* Your objective:
Word for word, restate each entry that appears below.

* Exercise input:
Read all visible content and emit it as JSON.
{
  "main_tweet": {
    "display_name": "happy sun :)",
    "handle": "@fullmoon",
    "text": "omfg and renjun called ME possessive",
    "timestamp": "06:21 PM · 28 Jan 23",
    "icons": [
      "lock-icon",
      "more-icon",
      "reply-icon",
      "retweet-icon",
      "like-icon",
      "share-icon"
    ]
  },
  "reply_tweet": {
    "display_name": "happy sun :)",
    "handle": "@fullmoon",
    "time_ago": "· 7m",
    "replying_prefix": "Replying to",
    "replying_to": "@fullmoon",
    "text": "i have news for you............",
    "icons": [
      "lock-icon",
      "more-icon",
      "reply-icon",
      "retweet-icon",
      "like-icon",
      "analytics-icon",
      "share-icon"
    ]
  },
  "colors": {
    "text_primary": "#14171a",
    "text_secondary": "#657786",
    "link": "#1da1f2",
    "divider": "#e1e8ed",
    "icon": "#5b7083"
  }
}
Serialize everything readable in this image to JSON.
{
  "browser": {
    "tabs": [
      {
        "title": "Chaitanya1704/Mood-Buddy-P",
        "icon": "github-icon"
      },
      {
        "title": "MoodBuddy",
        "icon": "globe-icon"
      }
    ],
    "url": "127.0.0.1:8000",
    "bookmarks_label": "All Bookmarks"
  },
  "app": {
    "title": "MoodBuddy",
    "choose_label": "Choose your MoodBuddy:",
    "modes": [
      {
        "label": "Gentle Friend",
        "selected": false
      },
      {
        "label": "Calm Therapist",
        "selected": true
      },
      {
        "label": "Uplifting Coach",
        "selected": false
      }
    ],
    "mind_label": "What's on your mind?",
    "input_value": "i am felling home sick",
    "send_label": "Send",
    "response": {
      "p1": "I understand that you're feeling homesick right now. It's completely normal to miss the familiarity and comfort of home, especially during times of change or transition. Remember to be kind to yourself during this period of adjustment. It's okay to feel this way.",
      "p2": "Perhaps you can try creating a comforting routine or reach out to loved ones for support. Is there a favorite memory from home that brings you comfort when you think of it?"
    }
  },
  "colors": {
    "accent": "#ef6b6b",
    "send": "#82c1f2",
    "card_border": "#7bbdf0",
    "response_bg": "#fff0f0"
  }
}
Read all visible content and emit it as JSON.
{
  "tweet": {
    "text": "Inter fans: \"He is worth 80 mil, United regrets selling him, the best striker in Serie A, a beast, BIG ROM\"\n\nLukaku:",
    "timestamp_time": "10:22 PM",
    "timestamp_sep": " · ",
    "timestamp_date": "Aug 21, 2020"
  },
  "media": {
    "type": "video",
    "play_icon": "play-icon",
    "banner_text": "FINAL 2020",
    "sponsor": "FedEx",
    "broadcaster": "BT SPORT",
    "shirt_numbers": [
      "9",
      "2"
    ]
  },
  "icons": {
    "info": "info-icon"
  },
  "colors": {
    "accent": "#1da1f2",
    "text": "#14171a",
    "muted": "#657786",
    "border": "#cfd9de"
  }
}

* Task output:
Read all visible content and emit it as JSON.
{
  "main_tweet": {
    "display_name": "happy sun :)",
    "handle": "@fullmoon",
    "text": "omfg and renjun called ME possessive",
    "timestamp": "06:21 PM · 28 Jan 23",
    "icons": [
      "lock-icon",
      "more-icon",
      "reply-icon",
      "retweet-icon",
      "like-icon",
      "share-icon"
    ]
  },
  "reply_tweet": {
    "display_name": "happy sun :)",
    "handle": "@fullmoon",
    "time_ago": "· 7m",
    "replying_prefix": "Replying to",
    "replying_to": "@fullmoon",
    "text": "i have news for you............",
    "icons": [
      "lock-icon",
      "more-icon",
      "reply-icon",
      "retweet-icon",
      "like-icon",
      "analytics-icon",
      "share-icon"
    ]
  },
  "colors": {
    "text_primary": "#14171a",
    "text_secondary": "#657786",
    "link": "#1da1f2",
    "divider": "#e1e8ed",
    "icon": "#5b7083"
  }
}
Serialize everything readable in this image to JSON.
{
  "browser": {
    "tabs": [
      {
        "title": "Chaitanya1704/Mood-Buddy-P",
        "icon": "github-icon"
      },
      {
        "title": "MoodBuddy",
        "icon": "globe-icon"
      }
    ],
    "url": "127.0.0.1:8000",
    "bookmarks_label": "All Bookmarks"
  },
  "app": {
    "title": "MoodBuddy",
    "choose_label": "Choose your MoodBuddy:",
    "modes": [
      {
        "label": "Gentle Friend",
        "selected": false
      },
      {
        "label": "Calm Therapist",
        "selected": true
      },
      {
        "label": "Uplifting Coach",
        "selected": false
      }
    ],
    "mind_label": "What's on your mind?",
    "input_value": "i am felling home sick",
    "send_label": "Send",
    "response": {
      "p1": "I understand that you're feeling homesick right now. It's completely normal to miss the familiarity and comfort of home, especially during times of change or transition. Remember to be kind to yourself during this period of adjustment. It's okay to feel this way.",
      "p2": "Perhaps you can try creating a comforting routine or reach out to loved ones for support. Is there a favorite memory from home that brings you comfort when you think of it?"
    }
  },
  "colors": {
    "accent": "#ef6b6b",
    "send": "#82c1f2",
    "card_border": "#7bbdf0",
    "response_bg": "#fff0f0"
  }
}
Read all visible content and emit it as JSON.
{
  "tweet": {
    "text": "Inter fans: \"He is worth 80 mil, United regrets selling him, the best striker in Serie A, a beast, BIG ROM\"\n\nLukaku:",
    "timestamp_time": "10:22 PM",
    "timestamp_sep": " · ",
    "timestamp_date": "Aug 21, 2020"
  },
  "media": {
    "type": "video",
    "play_icon": "play-icon",
    "banner_text": "FINAL 2020",
    "sponsor": "FedEx",
    "broadcaster": "BT SPORT",
    "shirt_numbers": [
      "9",
      "2"
    ]
  },
  "icons": {
    "info": "info-icon"
  },
  "colors": {
    "accent": "#1da1f2",
    "text": "#14171a",
    "muted": "#657786",
    "border": "#cfd9de"
  }
}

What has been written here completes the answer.